Everyone’s heard of cyberbullying, but not the kind that we’re here to talk about.
Like no other medium in history, social media can instantly shape and craft public opinion. With the click of a button, you can spread messages more quickly, to a wider audience than ever before, energizing hundreds or thousands of your friends and associates into action.
We started working with a new client recently. It’s a great company. The person that runs the company absolutely loves his job. He is tenacious about building a great product for his clients and he takes serving them very seriously. And with over 6,000 customers, he’s clearly doing things well.
He’s also been the victim of a cyberbully- a disgruntled customer. I’m going to leave our client’s name and the identity of his cyberbully out of this post because I don’t want to shine a spotlight on the bully. Instead of using a picket and bullhorn, this picketer is using Twitter trying to get all of his followers to throw rotten tomatoes at the firm.
The company has a policy in place to ensure the highest possible level of service for his clients. His policy is meant to identify potential abusers of his service. On occasion it creates a minor hassle for a few clients and most understand the reason for the minor inconvenience.
But not everyone. The company is in a pickle.
It’s akin to having someone picket outside of his office with a bull horn trying to stop everyone that walks by and tell them that by patronizing this business they’re contributing to another of the world’s great injustices. (all right, that characterization might be just a little over the top!)
What would you do if you were the company?
While there’s no easy answer because every situation is different, there are a few general rules you should keep in mind.
#1 Assess the situation.
Make a fair determination about what’s fair and reasonable. What are you being accused of? Are you guilty? Is it a misunderstanding? Do they have a legitimate beef? Even if you need to run your scenario by someone that’s removed from the situation to get an impartial opinion, do it! You’ve got to make an honest, impartial appraisal of the situation.
#2 Do you understand how they feel?
Make sure that you understand their perspective. Be able to explain their concern back to them to their satisfaction. If they don’t feel that you’re listening or understanding them, you’ll never fix their problem, much less win them over.
#3 Always, always be honest.
If you are truly trying to be fair and reasonable with a client you don’t need to hide anything- either in public or in private. So don’t. Be completely honest, even if you have to admit fault. Technology and social media makes it easy for people to do research, gauge others opinions and see if you’re lying to them.
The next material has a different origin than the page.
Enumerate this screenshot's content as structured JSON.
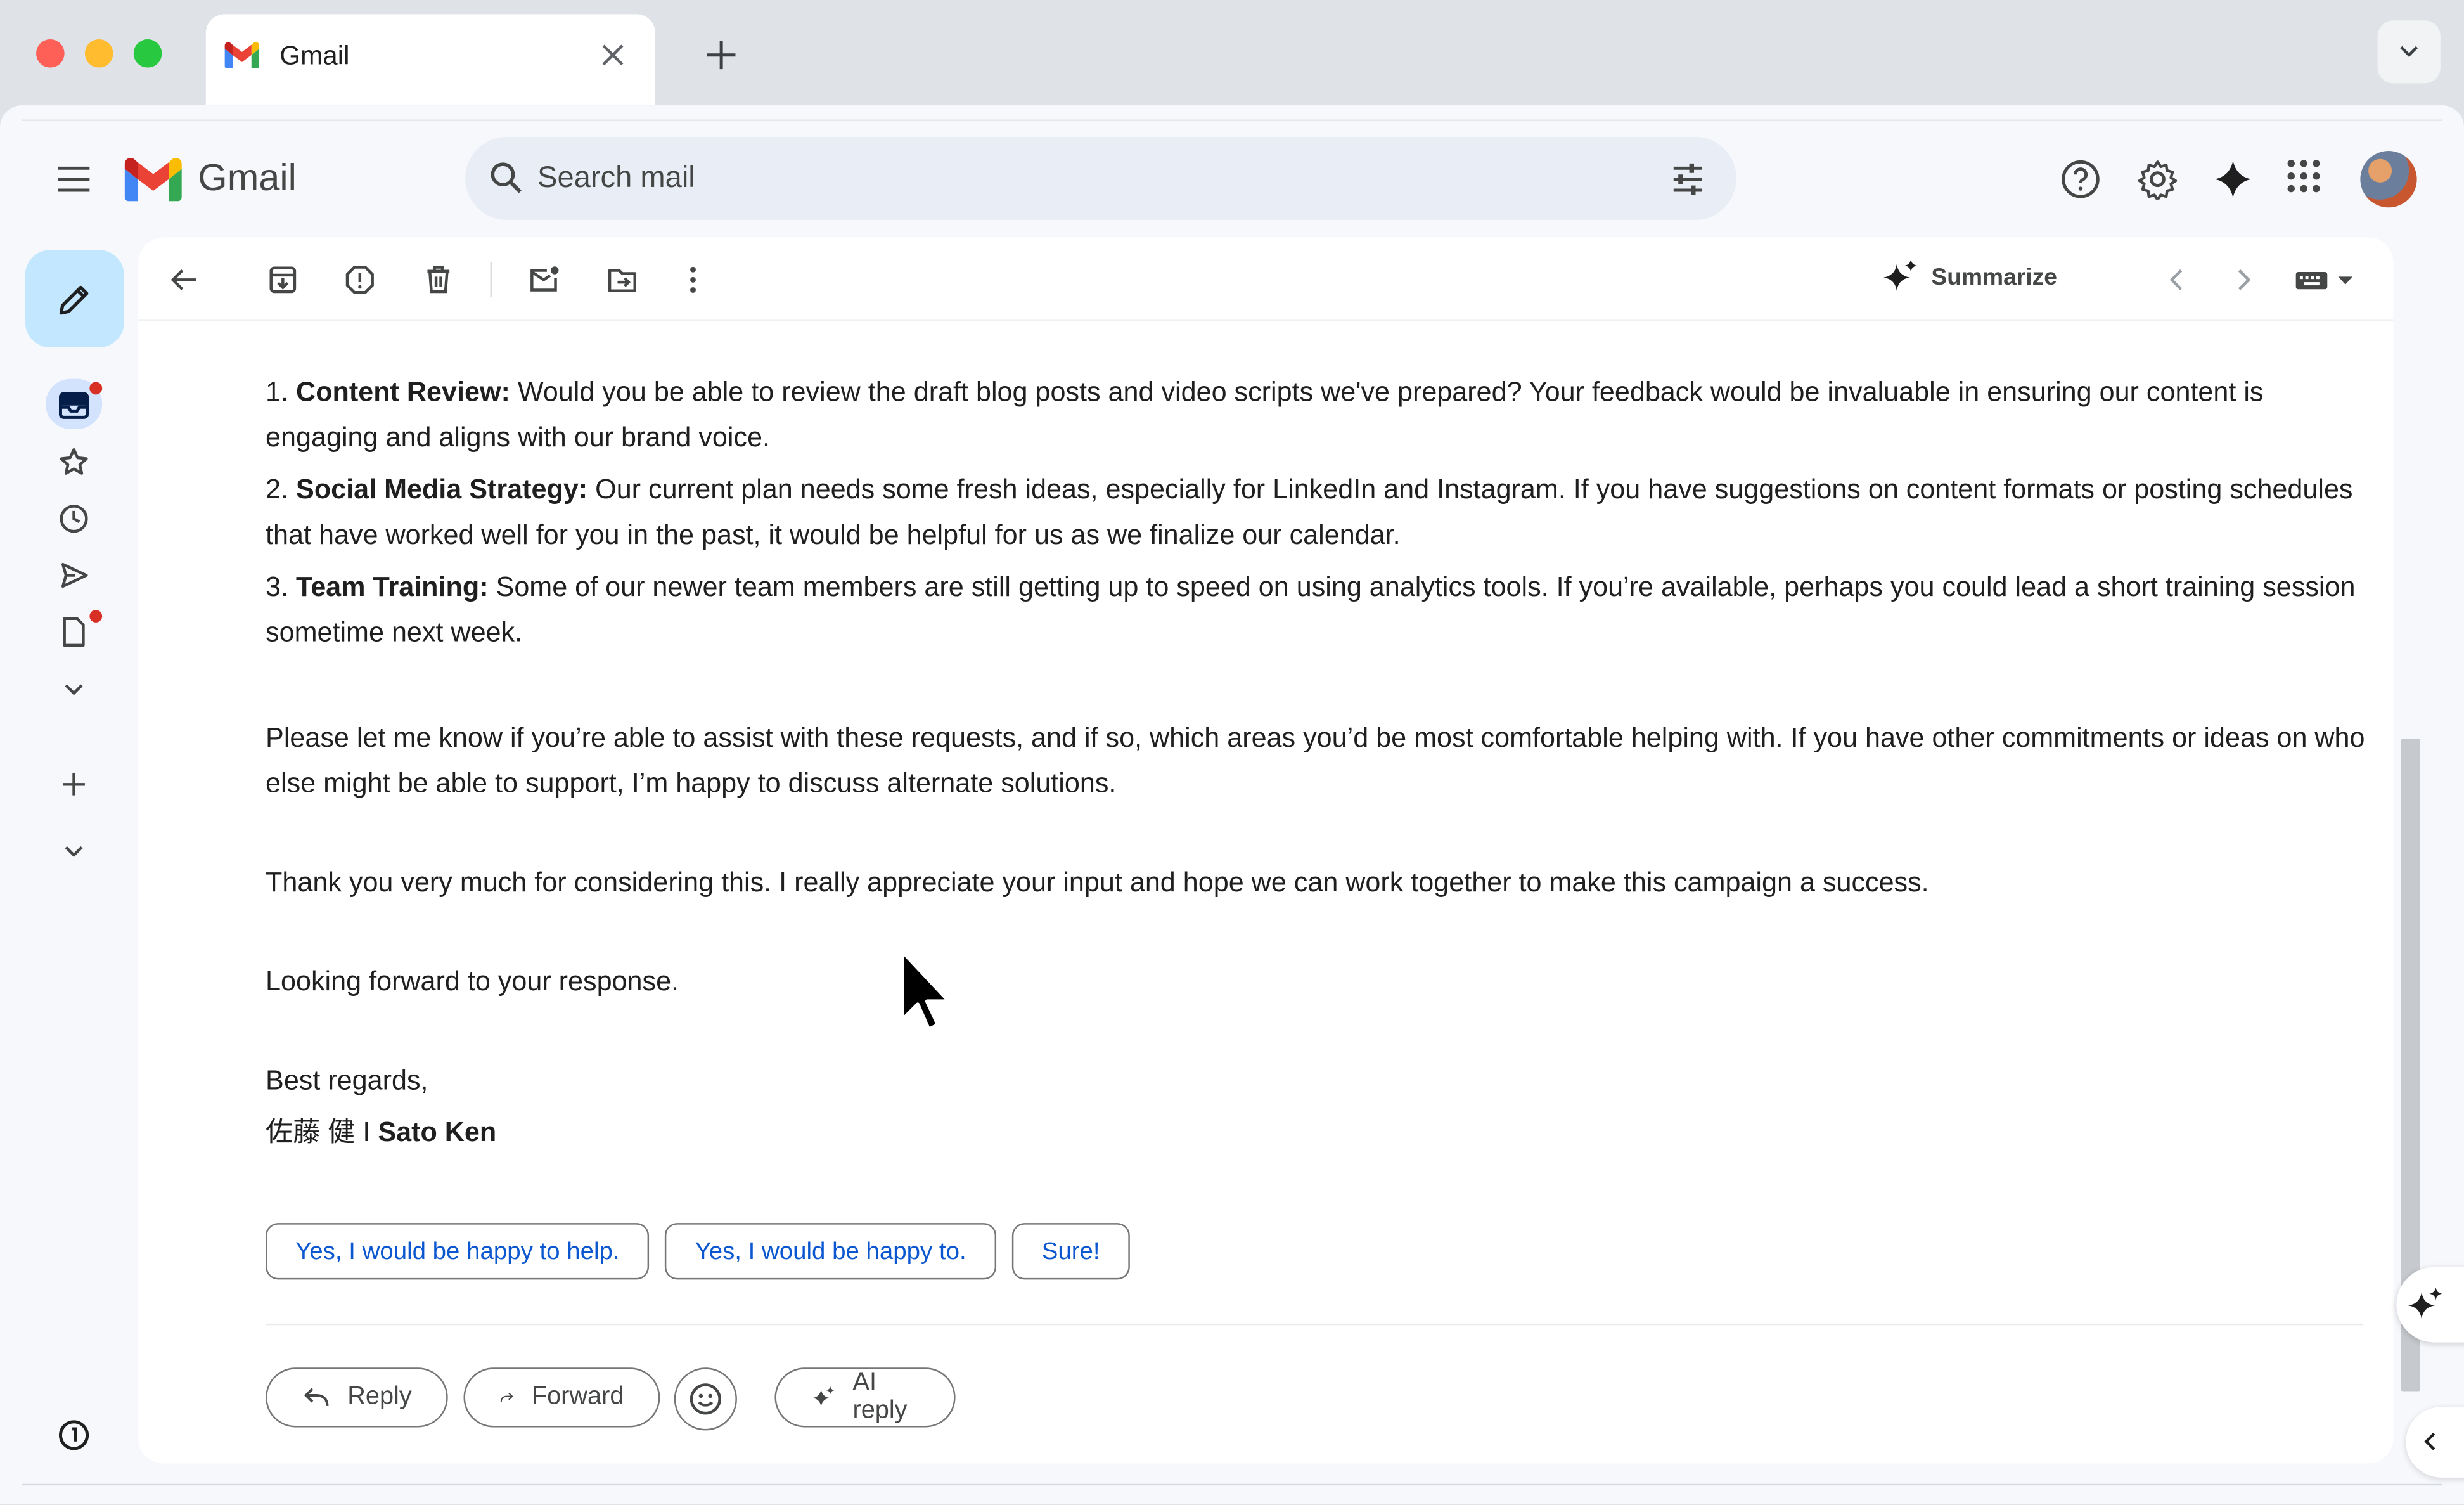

People hate being lied to and once they catch you in a lie, all of the trust you’ve worked so hard to establish evaporates- immediately.
Bad things always happen when people try to cover things up; GM covering up safety problems they knew about and ignored, Richard Nixon and the break in, Bill Clinton and the dress. Don’t ever deceive. Read more about transparency in this blog post about what Amazon should have done differently.
#4 Don’t overreact.
I can’t say this enough- don’t overreact. Whatever the problem is, it will pass- even if you’ve created a real doozie. People will forget the misstep with time.
#5 Remember the other person is trying to pick a fight.
Don’t fall for that bait. The other person wants nothing more than to get you to lose your cool. When you get your feathers ruffled, you’ll start whining and then you sound guilty. Take the high road. Disarm them by being fair and truthful.
#6 Invite them to have a one-on-one conversation.
Invite them to have a private conversation out of the spotlight. If the spotlight is off them, chances are they might be a little more reasonable. Not every bully will accept your offer. After all, the microphone gives them power. That was the case in this situation. This instigator, judging from their past Twitter posts, has made a habit out of doing this.
If they want to air it out in public, be as open as you can to explain why you’ve acted how to have. Be calm, fair, and treat them with respect. When other people in the crowd see that you’re trying to be reasonable, it will make the instigator seem that much more unreasonable.
#7 Let your customers defend you.
Always remember, you’ve got a game changing asset. If you’re consistently delivering exceptional experiences (products or services) to your customers, let them defend you. They will speak for you; stand with you. The more people who defend you, the more the crowd will dissipate as they recognize you’re trying your best to be reasonable.
It’s never easy to deal with someone who’s incredibly frustrated- whether they’re a bully or not, but if you follow some rules, it will mitigate the situation.